# Input records:
********************

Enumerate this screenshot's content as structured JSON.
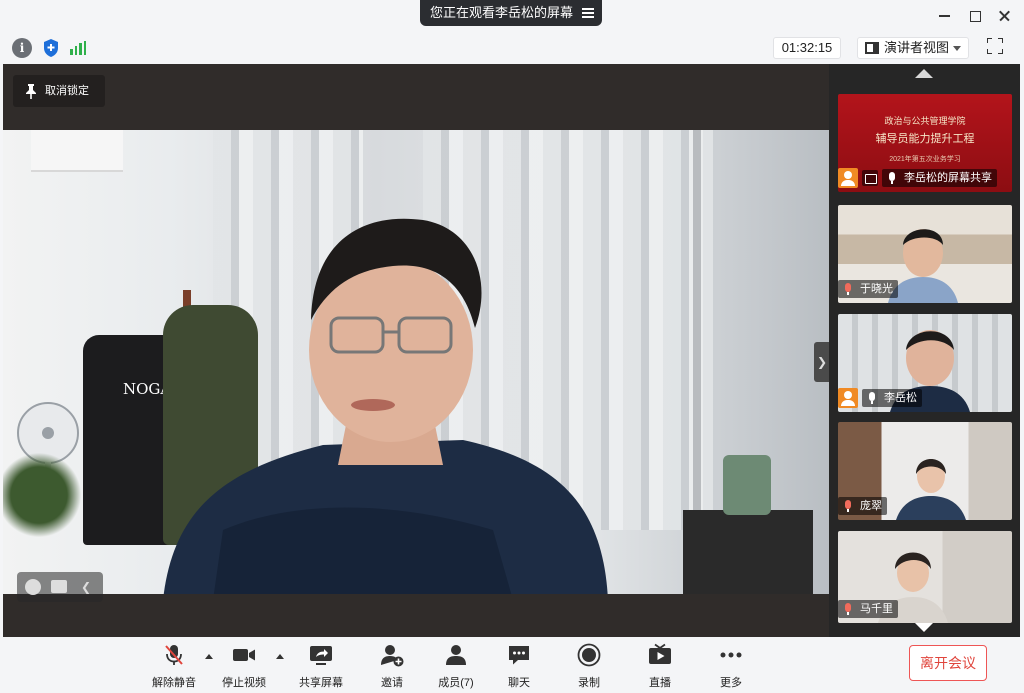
{
  "window": {
    "sharing_banner": "您正在观看李岳松的屏幕"
  },
  "toolbar": {
    "timer": "01:32:15",
    "view_mode": "演讲者视图"
  },
  "stage": {
    "unlock_label": "取消锁定"
  },
  "sidepanel": {
    "tiles": [
      {
        "name": "李岳松的屏幕共享",
        "type": "screen-share",
        "slide_lines": [
          "政治与公共管理学院",
          "辅导员能力提升工程",
          "2021年第五次业务学习"
        ]
      },
      {
        "name": "于晓光",
        "type": "camera",
        "mic": "muted"
      },
      {
        "name": "李岳松",
        "type": "camera",
        "mic": "on",
        "host": true
      },
      {
        "name": "庞翠",
        "type": "camera",
        "mic": "muted"
      },
      {
        "name": "马千里",
        "type": "camera",
        "mic": "muted"
      }
    ]
  },
  "bottombar": {
    "controls": [
      {
        "label": "解除静音",
        "icon": "mic-muted-icon"
      },
      {
        "label": "停止视频",
        "icon": "video-camera-icon"
      },
      {
        "label": "共享屏幕",
        "icon": "share-screen-icon"
      },
      {
        "label": "邀请",
        "icon": "invite-icon"
      },
      {
        "label": "成员(7)",
        "icon": "members-icon"
      },
      {
        "label": "聊天",
        "icon": "chat-icon"
      },
      {
        "label": "录制",
        "icon": "record-icon"
      },
      {
        "label": "直播",
        "icon": "live-icon"
      },
      {
        "label": "更多",
        "icon": "more-icon"
      }
    ],
    "leave_label": "离开会议"
  },
  "colors": {
    "leave_red": "#e0453c",
    "host_orange": "#f08a24",
    "signal_green": "#2fb04b",
    "shield_blue": "#1e6fd9"
  }
}
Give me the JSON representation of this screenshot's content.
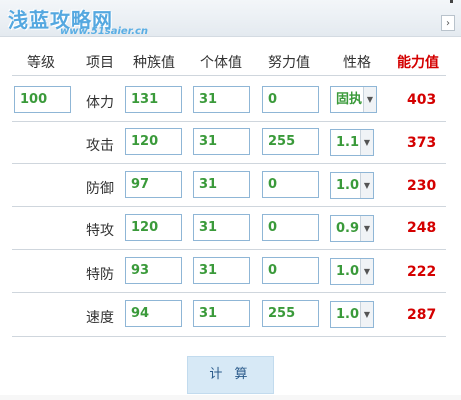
{
  "watermark": {
    "title": "浅蓝攻略网",
    "url": "www.51saier.cn"
  },
  "toolbar": {
    "collapse_icon": "chevron-right-icon",
    "collapse_glyph": "›"
  },
  "headers": {
    "level": "等级",
    "item": "项目",
    "base": "种族值",
    "iv": "个体值",
    "ev": "努力值",
    "nature": "性格",
    "stat": "能力值"
  },
  "level": "100",
  "rows": [
    {
      "label": "体力",
      "base": "131",
      "iv": "31",
      "ev": "0",
      "nature": "固执",
      "stat": "403"
    },
    {
      "label": "攻击",
      "base": "120",
      "iv": "31",
      "ev": "255",
      "nature": "1.1",
      "stat": "373"
    },
    {
      "label": "防御",
      "base": "97",
      "iv": "31",
      "ev": "0",
      "nature": "1.0",
      "stat": "230"
    },
    {
      "label": "特攻",
      "base": "120",
      "iv": "31",
      "ev": "0",
      "nature": "0.9",
      "stat": "248"
    },
    {
      "label": "特防",
      "base": "93",
      "iv": "31",
      "ev": "0",
      "nature": "1.0",
      "stat": "222"
    },
    {
      "label": "速度",
      "base": "94",
      "iv": "31",
      "ev": "255",
      "nature": "1.0",
      "stat": "287"
    }
  ],
  "calc_button": "计 算",
  "colors": {
    "value_green": "#3a9a3a",
    "stat_red": "#d40000",
    "border_blue": "#8fb6d6"
  }
}
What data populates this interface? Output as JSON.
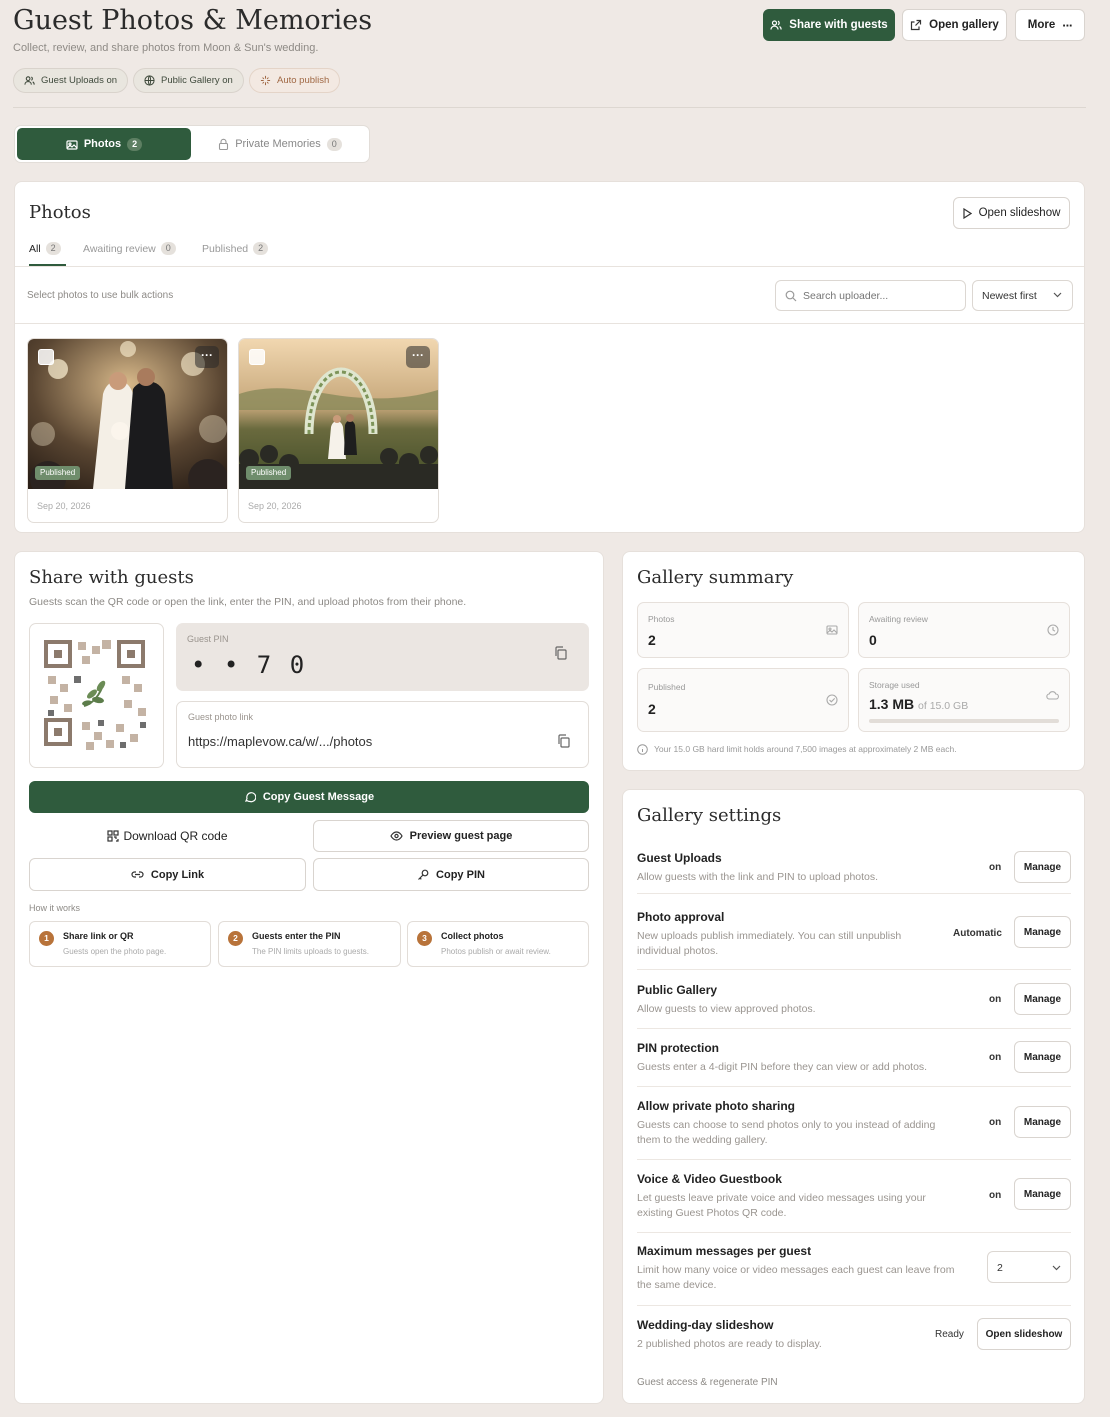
{
  "header": {
    "title": "Guest Photos & Memories",
    "subtitle": "Collect, review, and share photos from Moon & Sun's wedding.",
    "pills": [
      "Guest Uploads on",
      "Public Gallery on",
      "Auto publish"
    ],
    "share_label": "Share with guests",
    "open_gallery_label": "Open gallery",
    "more_label": "More"
  },
  "main_tabs": [
    {
      "label": "Photos",
      "count": "2"
    },
    {
      "label": "Private Memories",
      "count": "0"
    }
  ],
  "photos_panel": {
    "title": "Photos",
    "slideshow_label": "Open slideshow",
    "filters": [
      {
        "label": "All",
        "count": "2"
      },
      {
        "label": "Awaiting review",
        "count": "0"
      },
      {
        "label": "Published",
        "count": "2"
      }
    ],
    "bulk_hint": "Select photos to use bulk actions",
    "search_placeholder": "Search uploader...",
    "sort_label": "Newest first",
    "photos": [
      {
        "status": "Published",
        "date": "Sep 20, 2026"
      },
      {
        "status": "Published",
        "date": "Sep 20, 2026"
      }
    ]
  },
  "share": {
    "title": "Share with guests",
    "description": "Guests scan the QR code or open the link, enter the PIN, and upload photos from their phone.",
    "pin_label": "Guest PIN",
    "pin_value": "• • 7 0",
    "link_label": "Guest photo link",
    "link_value": "https://maplevow.ca/w/.../photos",
    "copy_message_label": "Copy Guest Message",
    "download_qr_label": "Download QR code",
    "preview_label": "Preview guest page",
    "copy_link_label": "Copy Link",
    "copy_pin_label": "Copy PIN",
    "how_title": "How it works",
    "steps": [
      {
        "num": "1",
        "title": "Share link or QR",
        "desc": "Guests open the photo page."
      },
      {
        "num": "2",
        "title": "Guests enter the PIN",
        "desc": "The PIN limits uploads to guests."
      },
      {
        "num": "3",
        "title": "Collect photos",
        "desc": "Photos publish or await review."
      }
    ]
  },
  "summary": {
    "title": "Gallery summary",
    "photos_label": "Photos",
    "photos_value": "2",
    "awaiting_label": "Awaiting review",
    "awaiting_value": "0",
    "published_label": "Published",
    "published_value": "2",
    "storage_label": "Storage used",
    "storage_value": "1.3 MB",
    "storage_of": "of 15.0 GB",
    "storage_fraction": 0.0001,
    "note": "Your 15.0 GB hard limit holds around 7,500 images at approximately 2 MB each."
  },
  "settings": {
    "title": "Gallery settings",
    "manage_label": "Manage",
    "rows": [
      {
        "title": "Guest Uploads",
        "desc": "Allow guests with the link and PIN to upload photos.",
        "status": "on"
      },
      {
        "title": "Photo approval",
        "desc": "New uploads publish immediately. You can still unpublish individual photos.",
        "status": "Automatic"
      },
      {
        "title": "Public Gallery",
        "desc": "Allow guests to view approved photos.",
        "status": "on"
      },
      {
        "title": "PIN protection",
        "desc": "Guests enter a 4-digit PIN before they can view or add photos.",
        "status": "on"
      },
      {
        "title": "Allow private photo sharing",
        "desc": "Guests can choose to send photos only to you instead of adding them to the wedding gallery.",
        "status": "on"
      },
      {
        "title": "Voice & Video Guestbook",
        "desc": "Let guests leave private voice and video messages using your existing Guest Photos QR code.",
        "status": "on"
      }
    ],
    "max_messages": {
      "title": "Maximum messages per guest",
      "desc": "Limit how many voice or video messages each guest can leave from the same device.",
      "value": "2"
    },
    "slideshow": {
      "title": "Wedding-day slideshow",
      "desc": "2 published photos are ready to display.",
      "status": "Ready",
      "button": "Open slideshow"
    },
    "footer_link": "Guest access & regenerate PIN"
  },
  "colors": {
    "accent": "#2f5b3d",
    "step": "#b8733a",
    "published": "#6f8d6c"
  }
}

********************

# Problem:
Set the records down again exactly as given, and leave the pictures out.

# Answer space:
Enumerate this screenshot's content as structured JSON.
{
  "window": {
    "sharing_banner": "您正在观看李岳松的屏幕"
  },
  "toolbar": {
    "timer": "01:32:15",
    "view_mode": "演讲者视图"
  },
  "stage": {
    "unlock_label": "取消锁定"
  },
  "sidepanel": {
    "tiles": [
      {
        "name": "李岳松的屏幕共享",
        "type": "screen-share",
        "slide_lines": [
          "政治与公共管理学院",
          "辅导员能力提升工程",
          "2021年第五次业务学习"
        ]
      },
      {
        "name": "于晓光",
        "type": "camera",
        "mic": "muted"
      },
      {
        "name": "李岳松",
        "type": "camera",
        "mic": "on",
        "host": true
      },
      {
        "name": "庞翠",
        "type": "camera",
        "mic": "muted"
      },
      {
        "name": "马千里",
        "type": "camera",
        "mic": "muted"
      }
    ]
  },
  "bottombar": {
    "controls": [
      {
        "label": "解除静音",
        "icon": "mic-muted-icon"
      },
      {
        "label": "停止视频",
        "icon": "video-camera-icon"
      },
      {
        "label": "共享屏幕",
        "icon": "share-screen-icon"
      },
      {
        "label": "邀请",
        "icon": "invite-icon"
      },
      {
        "label": "成员(7)",
        "icon": "members-icon"
      },
      {
        "label": "聊天",
        "icon": "chat-icon"
      },
      {
        "label": "录制",
        "icon": "record-icon"
      },
      {
        "label": "直播",
        "icon": "live-icon"
      },
      {
        "label": "更多",
        "icon": "more-icon"
      }
    ],
    "leave_label": "离开会议"
  },
  "colors": {
    "leave_red": "#e0453c",
    "host_orange": "#f08a24",
    "signal_green": "#2fb04b",
    "shield_blue": "#1e6fd9"
  }
}
Give me the JSON representation of this screenshot's content.
{
  "watermark": {
    "title": "浅蓝攻略网",
    "url": "www.51saier.cn"
  },
  "toolbar": {
    "collapse_icon": "chevron-right-icon",
    "collapse_glyph": "›"
  },
  "headers": {
    "level": "等级",
    "item": "项目",
    "base": "种族值",
    "iv": "个体值",
    "ev": "努力值",
    "nature": "性格",
    "stat": "能力值"
  },
  "level": "100",
  "rows": [
    {
      "label": "体力",
      "base": "131",
      "iv": "31",
      "ev": "0",
      "nature": "固执",
      "stat": "403"
    },
    {
      "label": "攻击",
      "base": "120",
      "iv": "31",
      "ev": "255",
      "nature": "1.1",
      "stat": "373"
    },
    {
      "label": "防御",
      "base": "97",
      "iv": "31",
      "ev": "0",
      "nature": "1.0",
      "stat": "230"
    },
    {
      "label": "特攻",
      "base": "120",
      "iv": "31",
      "ev": "0",
      "nature": "0.9",
      "stat": "248"
    },
    {
      "label": "特防",
      "base": "93",
      "iv": "31",
      "ev": "0",
      "nature": "1.0",
      "stat": "222"
    },
    {
      "label": "速度",
      "base": "94",
      "iv": "31",
      "ev": "255",
      "nature": "1.0",
      "stat": "287"
    }
  ],
  "calc_button": "计 算",
  "colors": {
    "value_green": "#3a9a3a",
    "stat_red": "#d40000",
    "border_blue": "#8fb6d6"
  }
}
What data populates this interface? Output as JSON.
{
  "header": {
    "title": "Guest Photos & Memories",
    "subtitle": "Collect, review, and share photos from Moon & Sun's wedding.",
    "pills": [
      "Guest Uploads on",
      "Public Gallery on",
      "Auto publish"
    ],
    "share_label": "Share with guests",
    "open_gallery_label": "Open gallery",
    "more_label": "More"
  },
  "main_tabs": [
    {
      "label": "Photos",
      "count": "2"
    },
    {
      "label": "Private Memories",
      "count": "0"
    }
  ],
  "photos_panel": {
    "title": "Photos",
    "slideshow_label": "Open slideshow",
    "filters": [
      {
        "label": "All",
        "count": "2"
      },
      {
        "label": "Awaiting review",
        "count": "0"
      },
      {
        "label": "Published",
        "count": "2"
      }
    ],
    "bulk_hint": "Select photos to use bulk actions",
    "search_placeholder": "Search uploader...",
    "sort_label": "Newest first",
    "photos": [
      {
        "status": "Published",
        "date": "Sep 20, 2026"
      },
      {
        "status": "Published",
        "date": "Sep 20, 2026"
      }
    ]
  },
  "share": {
    "title": "Share with guests",
    "description": "Guests scan the QR code or open the link, enter the PIN, and upload photos from their phone.",
    "pin_label": "Guest PIN",
    "pin_value": "• • 7 0",
    "link_label": "Guest photo link",
    "link_value": "https://maplevow.ca/w/.../photos",
    "copy_message_label": "Copy Guest Message",
    "download_qr_label": "Download QR code",
    "preview_label": "Preview guest page",
    "copy_link_label": "Copy Link",
    "copy_pin_label": "Copy PIN",
    "how_title": "How it works",
    "steps": [
      {
        "num": "1",
        "title": "Share link or QR",
        "desc": "Guests open the photo page."
      },
      {
        "num": "2",
        "title": "Guests enter the PIN",
        "desc": "The PIN limits uploads to guests."
      },
      {
        "num": "3",
        "title": "Collect photos",
        "desc": "Photos publish or await review."
      }
    ]
  },
  "summary": {
    "title": "Gallery summary",
    "photos_label": "Photos",
    "photos_value": "2",
    "awaiting_label": "Awaiting review",
    "awaiting_value": "0",
    "published_label": "Published",
    "published_value": "2",
    "storage_label": "Storage used",
    "storage_value": "1.3 MB",
    "storage_of": "of 15.0 GB",
    "storage_fraction": 0.0001,
    "note": "Your 15.0 GB hard limit holds around 7,500 images at approximately 2 MB each."
  },
  "settings": {
    "title": "Gallery settings",
    "manage_label": "Manage",
    "rows": [
      {
        "title": "Guest Uploads",
        "desc": "Allow guests with the link and PIN to upload photos.",
        "status": "on"
      },
      {
        "title": "Photo approval",
        "desc": "New uploads publish immediately. You can still unpublish individual photos.",
        "status": "Automatic"
      },
      {
        "title": "Public Gallery",
        "desc": "Allow guests to view approved photos.",
        "status": "on"
      },
      {
        "title": "PIN protection",
        "desc": "Guests enter a 4-digit PIN before they can view or add photos.",
        "status": "on"
      },
      {
        "title": "Allow private photo sharing",
        "desc": "Guests can choose to send photos only to you instead of adding them to the wedding gallery.",
        "status": "on"
      },
      {
        "title": "Voice & Video Guestbook",
        "desc": "Let guests leave private voice and video messages using your existing Guest Photos QR code.",
        "status": "on"
      }
    ],
    "max_messages": {
      "title": "Maximum messages per guest",
      "desc": "Limit how many voice or video messages each guest can leave from the same device.",
      "value": "2"
    },
    "slideshow": {
      "title": "Wedding-day slideshow",
      "desc": "2 published photos are ready to display.",
      "status": "Ready",
      "button": "Open slideshow"
    },
    "footer_link": "Guest access & regenerate PIN"
  },
  "colors": {
    "accent": "#2f5b3d",
    "step": "#b8733a",
    "published": "#6f8d6c"
  }
}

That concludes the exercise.